Kids are naturally inquisitive and shadows are endlessly fascinating. I needed to 1) help students inquire into how the light changes throughout the year 2) how this affects both living and non-living things and 3) cover measurement, time, and data objectives at the same time. Whew! Plus I needed to make sure my EAL kiddos understood all of these ideas, which meant it needed to be a hands-on-activity. I decided that we would document our shadows at several points throughout the year and then inquire into why they change. I had to pat myself on the back for such a great idea.
Except, hmmmm, I forgot an important thing. Scandinavia hides the sun behind thick clouds most of the fall and winter. For two weeks I would walk around outside to determine if the sunlight was clear enough for the kids to outline shadows. It took two weeks, but we finally had a clear day. We quickly ran outside with our roll of paper, scissors, and markers. Word to the wise: I forgot to account for wind- take things to weigh the paper down with.
A day later we measured the shadows using both standard and nonstandard units. We recorded our findings and compared them to our earlier shadows that we had taken at roughly the same time of day two months before. Even though the kids knew the basic science about how the earth moves around the sun this activity led them to ask more in-depth questions. It also gave them a purposeful reason to have ACCURATE measurements.
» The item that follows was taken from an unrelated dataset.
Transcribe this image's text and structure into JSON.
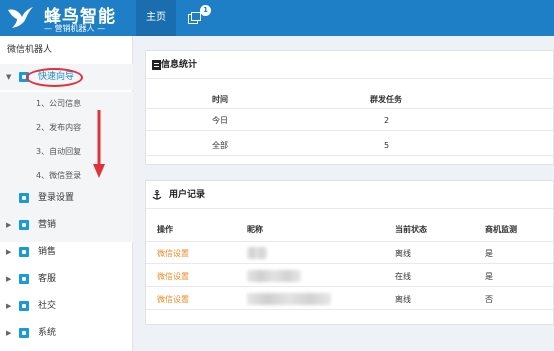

The journaling pages we used along with other time investigations and games are available in my store at both Teachers Notebook and Teachers Pay Teachers. Though this activity can easily be recorded in kids own math journal that they normally use in class.